== Assignment ==
Reproduce the records word for word, apart from the images they contain.

(App and web page records)

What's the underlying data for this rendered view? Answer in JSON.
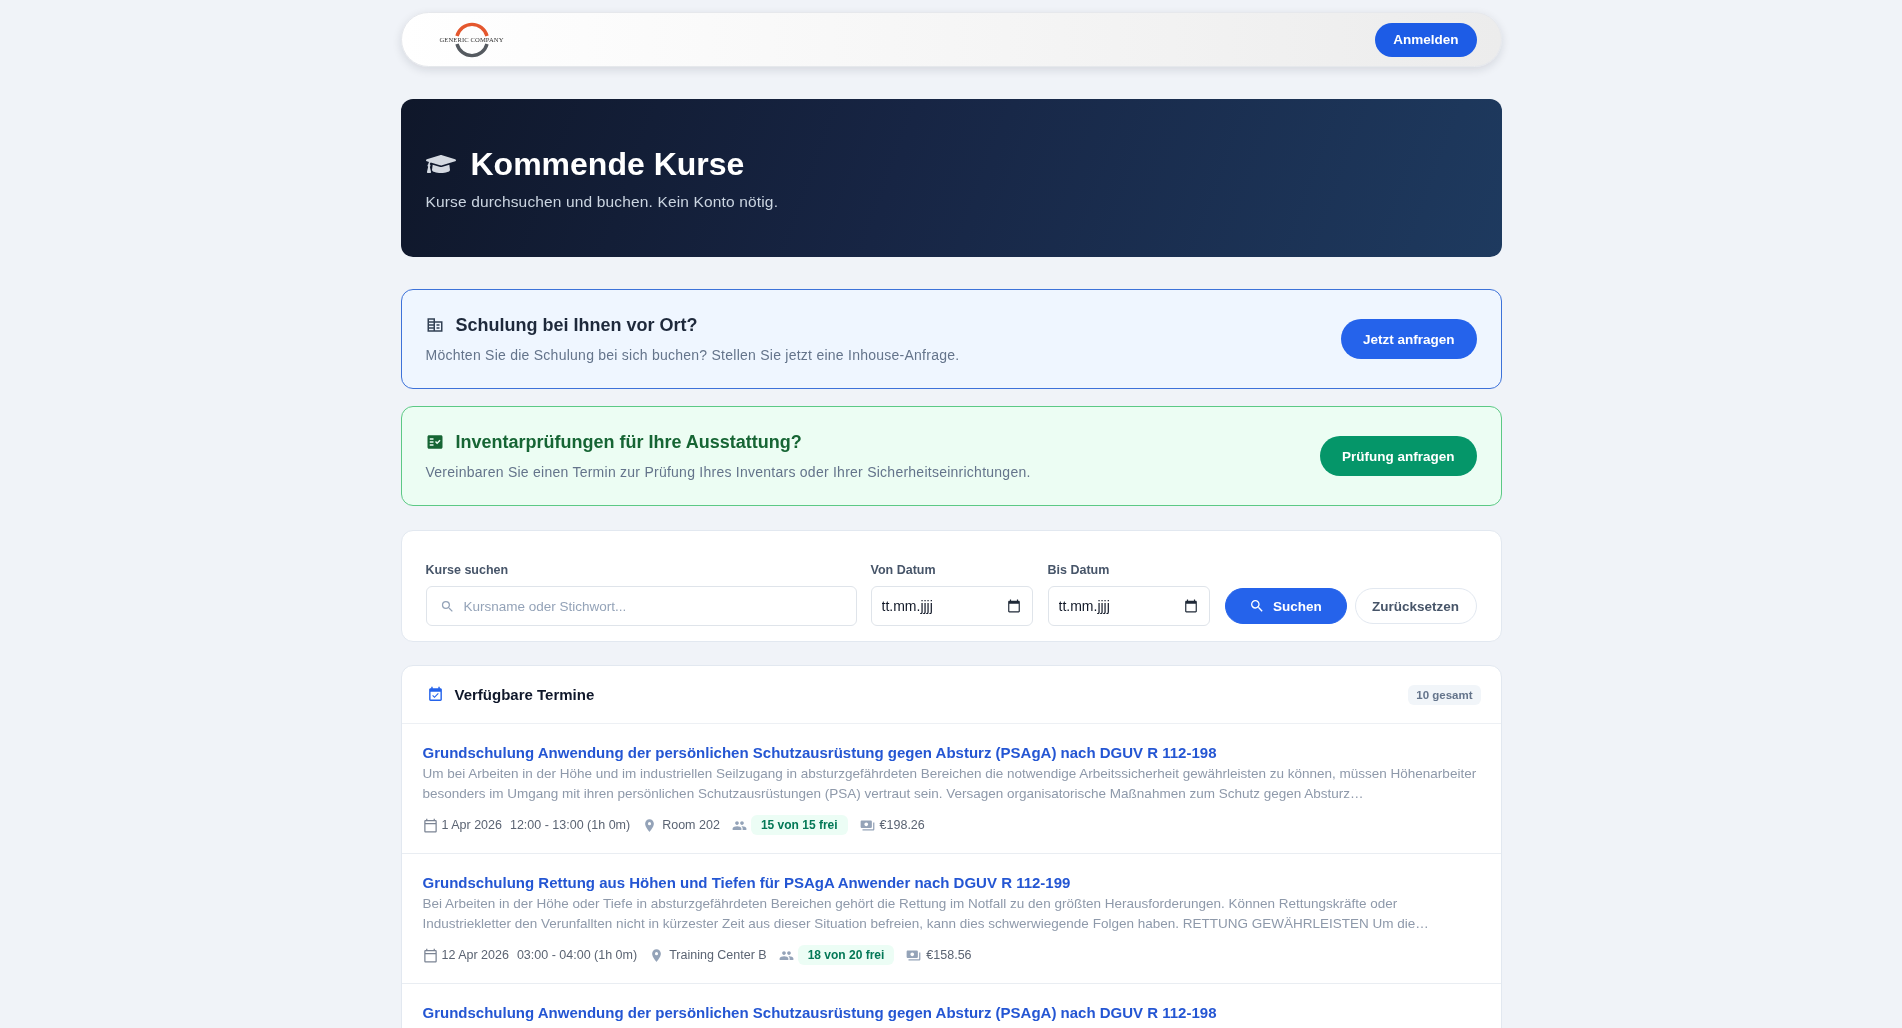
{
  "navbar": {
    "logo_text": "GENERIC COMPANY",
    "login_button": "Anmelden"
  },
  "hero": {
    "title": "Kommende Kurse",
    "subtitle": "Kurse durchsuchen und buchen. Kein Konto nötig."
  },
  "banners": [
    {
      "kind": "inhouse",
      "title": "Schulung bei Ihnen vor Ort?",
      "text": "Möchten Sie die Schulung bei sich buchen? Stellen Sie jetzt eine Inhouse-Anfrage.",
      "button": "Jetzt anfragen"
    },
    {
      "kind": "inventory",
      "title": "Inventarprüfungen für Ihre Ausstattung?",
      "text": "Vereinbaren Sie einen Termin zur Prüfung Ihres Inventars oder Ihrer Sicherheitseinrichtungen.",
      "button": "Prüfung anfragen"
    }
  ],
  "search": {
    "fields": [
      {
        "kind": "text",
        "label": "Kurse suchen",
        "placeholder": "Kursname oder Stichwort..."
      },
      {
        "kind": "date",
        "label": "Von Datum",
        "placeholder": "tt.mm.jjjj"
      },
      {
        "kind": "date",
        "label": "Bis Datum",
        "placeholder": "tt.mm.jjjj"
      }
    ],
    "buttons": [
      {
        "kind": "primary",
        "label": "Suchen"
      },
      {
        "kind": "secondary",
        "label": "Zurücksetzen"
      }
    ]
  },
  "courses": {
    "title": "Verfügbare Termine",
    "count": "10 gesamt",
    "items": [
      {
        "title": "Grundschulung Anwendung der persönlichen Schutzausrüstung gegen Absturz (PSAgA) nach DGUV R 112-198",
        "description": "Um bei Arbeiten in der Höhe und im industriellen Seilzugang in absturzgefährdeten Bereichen die notwendige Arbeitssicherheit gewährleisten zu können, müssen Höhenarbeiter besonders im Umgang mit ihren persönlichen Schutzausrüstungen (PSA) vertraut sein. Versagen organisatorische Maßnahmen zum Schutz gegen Absturz…",
        "date": "1 Apr 2026",
        "time": "12:00 - 13:00 (1h 0m)",
        "location": "Room 202",
        "seats": "15 von 15 frei",
        "price": "€198.26"
      },
      {
        "title": "Grundschulung Rettung aus Höhen und Tiefen für PSAgA Anwender nach DGUV R 112-199",
        "description": "Bei Arbeiten in der Höhe oder Tiefe in absturzgefährdeten Bereichen gehört die Rettung im Notfall zu den größten Herausforderungen. Können Rettungskräfte oder Industriekletter den Verunfallten nicht in kürzester Zeit aus dieser Situation befreien, kann dies schwerwiegende Folgen haben. RETTUNG GEWÄHRLEISTEN Um die…",
        "date": "12 Apr 2026",
        "time": "03:00 - 04:00 (1h 0m)",
        "location": "Training Center B",
        "seats": "18 von 20 frei",
        "price": "€158.56"
      },
      {
        "title": "Grundschulung Anwendung der persönlichen Schutzausrüstung gegen Absturz (PSAgA) nach DGUV R 112-198"
      }
    ]
  }
}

== Response ==
What's the underlying data for this rendered view? Answer in JSON.
{
  "navbar": {
    "logo_text": "GENERIC COMPANY",
    "login_button": "Anmelden"
  },
  "hero": {
    "title": "Kommende Kurse",
    "subtitle": "Kurse durchsuchen und buchen. Kein Konto nötig."
  },
  "banners": [
    {
      "kind": "inhouse",
      "title": "Schulung bei Ihnen vor Ort?",
      "text": "Möchten Sie die Schulung bei sich buchen? Stellen Sie jetzt eine Inhouse-Anfrage.",
      "button": "Jetzt anfragen"
    },
    {
      "kind": "inventory",
      "title": "Inventarprüfungen für Ihre Ausstattung?",
      "text": "Vereinbaren Sie einen Termin zur Prüfung Ihres Inventars oder Ihrer Sicherheitseinrichtungen.",
      "button": "Prüfung anfragen"
    }
  ],
  "search": {
    "fields": [
      {
        "kind": "text",
        "label": "Kurse suchen",
        "placeholder": "Kursname oder Stichwort..."
      },
      {
        "kind": "date",
        "label": "Von Datum",
        "placeholder": "tt.mm.jjjj"
      },
      {
        "kind": "date",
        "label": "Bis Datum",
        "placeholder": "tt.mm.jjjj"
      }
    ],
    "buttons": [
      {
        "kind": "primary",
        "label": "Suchen"
      },
      {
        "kind": "secondary",
        "label": "Zurücksetzen"
      }
    ]
  },
  "courses": {
    "title": "Verfügbare Termine",
    "count": "10 gesamt",
    "items": [
      {
        "title": "Grundschulung Anwendung der persönlichen Schutzausrüstung gegen Absturz (PSAgA) nach DGUV R 112-198",
        "description": "Um bei Arbeiten in der Höhe und im industriellen Seilzugang in absturzgefährdeten Bereichen die notwendige Arbeitssicherheit gewährleisten zu können, müssen Höhenarbeiter besonders im Umgang mit ihren persönlichen Schutzausrüstungen (PSA) vertraut sein. Versagen organisatorische Maßnahmen zum Schutz gegen Absturz…",
        "date": "1 Apr 2026",
        "time": "12:00 - 13:00 (1h 0m)",
        "location": "Room 202",
        "seats": "15 von 15 frei",
        "price": "€198.26"
      },
      {
        "title": "Grundschulung Rettung aus Höhen und Tiefen für PSAgA Anwender nach DGUV R 112-199",
        "description": "Bei Arbeiten in der Höhe oder Tiefe in absturzgefährdeten Bereichen gehört die Rettung im Notfall zu den größten Herausforderungen. Können Rettungskräfte oder Industriekletter den Verunfallten nicht in kürzester Zeit aus dieser Situation befreien, kann dies schwerwiegende Folgen haben. RETTUNG GEWÄHRLEISTEN Um die…",
        "date": "12 Apr 2026",
        "time": "03:00 - 04:00 (1h 0m)",
        "location": "Training Center B",
        "seats": "18 von 20 frei",
        "price": "€158.56"
      },
      {
        "title": "Grundschulung Anwendung der persönlichen Schutzausrüstung gegen Absturz (PSAgA) nach DGUV R 112-198"
      }
    ]
  }
}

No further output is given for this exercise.